App and web page records

====

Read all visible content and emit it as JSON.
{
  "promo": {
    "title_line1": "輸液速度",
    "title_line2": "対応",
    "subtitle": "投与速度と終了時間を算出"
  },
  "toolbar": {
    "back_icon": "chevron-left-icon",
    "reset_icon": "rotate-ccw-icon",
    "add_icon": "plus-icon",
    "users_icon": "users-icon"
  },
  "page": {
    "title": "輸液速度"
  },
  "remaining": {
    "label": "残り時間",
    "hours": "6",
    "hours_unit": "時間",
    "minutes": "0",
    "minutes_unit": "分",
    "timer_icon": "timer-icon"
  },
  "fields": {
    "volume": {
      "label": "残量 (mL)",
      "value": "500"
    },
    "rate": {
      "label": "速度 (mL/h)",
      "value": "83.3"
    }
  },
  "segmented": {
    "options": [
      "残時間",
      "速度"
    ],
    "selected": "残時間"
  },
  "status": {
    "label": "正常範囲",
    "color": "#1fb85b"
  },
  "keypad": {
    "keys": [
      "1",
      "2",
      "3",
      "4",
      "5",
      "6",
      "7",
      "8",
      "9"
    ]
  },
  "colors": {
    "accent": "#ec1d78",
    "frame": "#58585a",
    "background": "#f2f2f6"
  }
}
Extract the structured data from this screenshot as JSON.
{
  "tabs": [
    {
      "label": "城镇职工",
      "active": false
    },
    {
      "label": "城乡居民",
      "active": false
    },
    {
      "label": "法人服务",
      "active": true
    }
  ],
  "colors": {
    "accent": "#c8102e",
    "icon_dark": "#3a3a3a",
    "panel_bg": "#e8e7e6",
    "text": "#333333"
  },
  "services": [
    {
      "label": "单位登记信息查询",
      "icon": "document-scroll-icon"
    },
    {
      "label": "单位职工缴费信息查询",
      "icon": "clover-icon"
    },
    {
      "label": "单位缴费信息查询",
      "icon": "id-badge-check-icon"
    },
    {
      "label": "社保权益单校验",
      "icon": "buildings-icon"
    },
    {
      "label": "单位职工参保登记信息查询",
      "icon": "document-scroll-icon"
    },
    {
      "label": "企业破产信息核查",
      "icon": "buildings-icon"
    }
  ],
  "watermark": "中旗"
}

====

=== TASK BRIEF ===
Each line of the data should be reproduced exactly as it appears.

=== YOUR SOLUTION ===
Read all visible content and emit it as JSON.
{
  "promo": {
    "title_line1": "輸液速度",
    "title_line2": "対応",
    "subtitle": "投与速度と終了時間を算出"
  },
  "toolbar": {
    "back_icon": "chevron-left-icon",
    "reset_icon": "rotate-ccw-icon",
    "add_icon": "plus-icon",
    "users_icon": "users-icon"
  },
  "page": {
    "title": "輸液速度"
  },
  "remaining": {
    "label": "残り時間",
    "hours": "6",
    "hours_unit": "時間",
    "minutes": "0",
    "minutes_unit": "分",
    "timer_icon": "timer-icon"
  },
  "fields": {
    "volume": {
      "label": "残量 (mL)",
      "value": "500"
    },
    "rate": {
      "label": "速度 (mL/h)",
      "value": "83.3"
    }
  },
  "segmented": {
    "options": [
      "残時間",
      "速度"
    ],
    "selected": "残時間"
  },
  "status": {
    "label": "正常範囲",
    "color": "#1fb85b"
  },
  "keypad": {
    "keys": [
      "1",
      "2",
      "3",
      "4",
      "5",
      "6",
      "7",
      "8",
      "9"
    ]
  },
  "colors": {
    "accent": "#ec1d78",
    "frame": "#58585a",
    "background": "#f2f2f6"
  }
}
Extract the structured data from this screenshot as JSON.
{
  "tabs": [
    {
      "label": "城镇职工",
      "active": false
    },
    {
      "label": "城乡居民",
      "active": false
    },
    {
      "label": "法人服务",
      "active": true
    }
  ],
  "colors": {
    "accent": "#c8102e",
    "icon_dark": "#3a3a3a",
    "panel_bg": "#e8e7e6",
    "text": "#333333"
  },
  "services": [
    {
      "label": "单位登记信息查询",
      "icon": "document-scroll-icon"
    },
    {
      "label": "单位职工缴费信息查询",
      "icon": "clover-icon"
    },
    {
      "label": "单位缴费信息查询",
      "icon": "id-badge-check-icon"
    },
    {
      "label": "社保权益单校验",
      "icon": "buildings-icon"
    },
    {
      "label": "单位职工参保登记信息查询",
      "icon": "document-scroll-icon"
    },
    {
      "label": "企业破产信息核查",
      "icon": "buildings-icon"
    }
  ],
  "watermark": "中旗"
}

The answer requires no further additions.